FastMail is based in Australia, which is a privacy-centric country. Privacy wasn’t a huge factor in switching to FastMail, but it’s a nice plus.
FastMail isn’t free, although there is a free 30-day trial. Prices range from $30/year for barebones email without domain management to $90/year for a business class account. I’m grandfathered into $40/year package, but they have something comparable, with more storage, for $50/year. As I’ve mentioned before, I like paying for services since it gives me recourse if something doesn’t work. And less than $5/month is a small price to pay for something as important as email. And your calendar. And your contacts…
FastMail isn’t a Linux product per se, but it uses lots of open standards so that you can interface with it effectively using your own tools. You’re not locked in to one client or tool. And that’s the beauty and dream of Linux-—to use your own tools the way you want to.
I was looking for an old email a few days ago and I wound up in Google Inbox, which is an alternative interface to Gmail. It felt like Google was trying to handle my email for me and I didn’t appreciate it. FastMail lets me choose how my email is handled. Which is the way it should be.
I’m actually embarrassed I didn’t move to FastMail sooner. It’s a great, open product that any Linux user should love.
If you’re trapped in a proprietary email system, why not buy a domain, sign-up for FastMail, and free yourself?
What works: Everything! The email. The calendar. The speed. The service.
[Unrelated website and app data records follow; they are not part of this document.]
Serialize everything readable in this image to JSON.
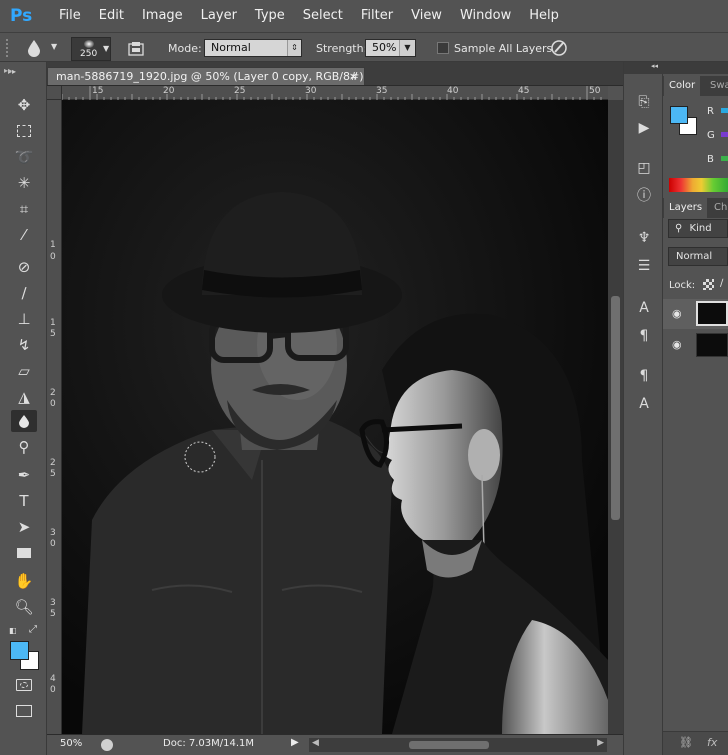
{
  "app": {
    "logo": "Ps"
  },
  "menu": [
    "File",
    "Edit",
    "Image",
    "Layer",
    "Type",
    "Select",
    "Filter",
    "View",
    "Window",
    "Help"
  ],
  "options": {
    "brush_size": "250",
    "mode_label": "Mode:",
    "mode_value": "Normal",
    "strength_label": "Strength:",
    "strength_value": "50%",
    "sample_all_layers": "Sample All Layers"
  },
  "document": {
    "tab_title": "man-5886719_1920.jpg @ 50% (Layer 0 copy, RGB/8#) *",
    "close": "×",
    "hruler_ticks": [
      "15",
      "20",
      "25",
      "30",
      "35",
      "40",
      "45",
      "50"
    ],
    "vruler_ticks": [
      "1",
      "0",
      "1",
      "5",
      "2",
      "0",
      "2",
      "5",
      "3",
      "0",
      "3",
      "5",
      "4",
      "0"
    ]
  },
  "status": {
    "zoom": "50%",
    "doc": "Doc: 7.03M/14.1M"
  },
  "panels": {
    "color_tab": "Color",
    "swatches_tab": "Swa",
    "channel_r": "R",
    "channel_g": "G",
    "channel_b": "B",
    "layers_tab": "Layers",
    "channels_tab": "Cha",
    "kind_filter": "Kind",
    "blend_mode": "Normal",
    "lock_label": "Lock:",
    "fx_label": "fx"
  },
  "colors": {
    "foreground": "#4cb8f5",
    "background": "#ffffff",
    "accent": "#31a8ff"
  }
}
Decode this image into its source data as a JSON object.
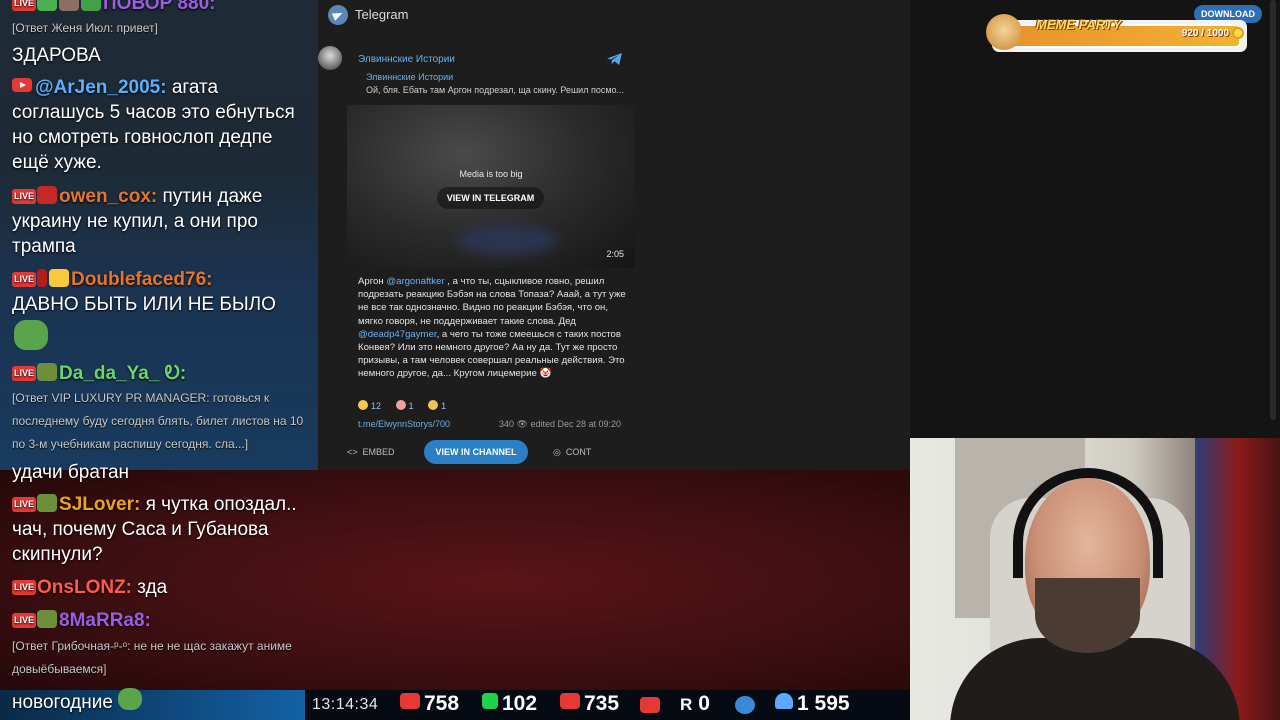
{
  "chat": {
    "top_cut_nick": "ПОВОР 880:",
    "reply1": "[Ответ Женя Июл: привет]",
    "msg_zdarova": "ЗДАРОВА",
    "msg2": {
      "nick": "@ArJen_2005:",
      "text": " агата соглашусь 5 часов это ебнуться но смотреть говнослоп дедпе ещё хуже.",
      "nick_color": "#5ab0ff"
    },
    "msg3": {
      "nick": "owen_cox:",
      "text": " путин даже украину не купил, а они про трампа",
      "nick_color": "#e7742c"
    },
    "msg4": {
      "nick": "Doublefaced76:",
      "text": "",
      "nick_color": "#e7742c"
    },
    "msg4_body": "ДАВНО БЫТЬ ИЛИ НЕ БЫЛО",
    "msg5": {
      "nick": "Da_da_Ya_ Ꭷ:",
      "text": "",
      "nick_color": "#6bd46b"
    },
    "reply2": "[Ответ VIP LUXURY PR MANAGER: готовься к последнему буду сегодня блять, билет листов на 10 по 3-м учебникам распишу сегодня. сла...]",
    "msg_udachi": "удачи братан",
    "msg6": {
      "nick": "SJLover:",
      "text": " я чутка опоздал.. чач, почему Саса и Губанова скипнули?",
      "nick_color": "#f0a21c"
    },
    "msg7": {
      "nick": "OnsLONZ:",
      "text": " зда",
      "nick_color": "#ff5a4a"
    },
    "msg8": {
      "nick": "8MaRRa8:",
      "text": "",
      "nick_color": "#9b5ee0"
    },
    "reply3": "[Ответ Грибочная-ᵖ-ᵒ: не не не щас закажут аниме довыёбываемся]",
    "input_text": "новогодние"
  },
  "telegram": {
    "app_title": "Telegram",
    "channel_name": "Элвиннские Истории",
    "forward_name": "Элвиннские Истории",
    "forward_text": "Ой, бля. Ебать там Аргон подрезал, ща скину. Решил посмо...",
    "media_text": "Media is too big",
    "media_button": "VIEW IN TELEGRAM",
    "media_duration": "2:05",
    "post_p1": "Аргон ",
    "mention1": "@argonaftker",
    "post_p2": " , а что ты, сцыкливое говно, решил подрезать реакцию Бэбэя на слова Топаза? Ааай, а тут уже не все так однозначно. Видно по реакции Бэбэя, что он, мягко говоря, не поддерживает такие слова. Дед ",
    "mention2": "@deadp47gaymer",
    "post_p3": ", а чего ты тоже смеешься с таких постов Конвея? Или это немного другое? Аа ну да. Тут же просто призывы, а там человек совершал реальные действия. Это немного другое, да... Кругом лицемерие",
    "reactions": [
      {
        "count": "12",
        "color": "#f7c84a"
      },
      {
        "count": "1",
        "color": "#f0a0a0"
      },
      {
        "count": "1",
        "color": "#f2c15a"
      }
    ],
    "post_link": "t.me/ElwynnStorys/700",
    "post_meta": "340 👁   edited  Dec 28 at 09:20",
    "embed_label": "EMBED",
    "view_channel_label": "VIEW IN CHANNEL",
    "context_label": "CONT"
  },
  "overlay": {
    "download_label": "DOWNLOAD",
    "meme_title": "MEME PARTY",
    "meme_count": "920 / 1000"
  },
  "stats": {
    "time": "13:14:34",
    "youtube": "758",
    "kick": "102",
    "live": "735",
    "rutube": "0",
    "followers": "1 595"
  }
}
What doesn’t work: Nothing!
Who should work with it: Anyone who doesn’t want to be trapped in proprietary email and calendar environments.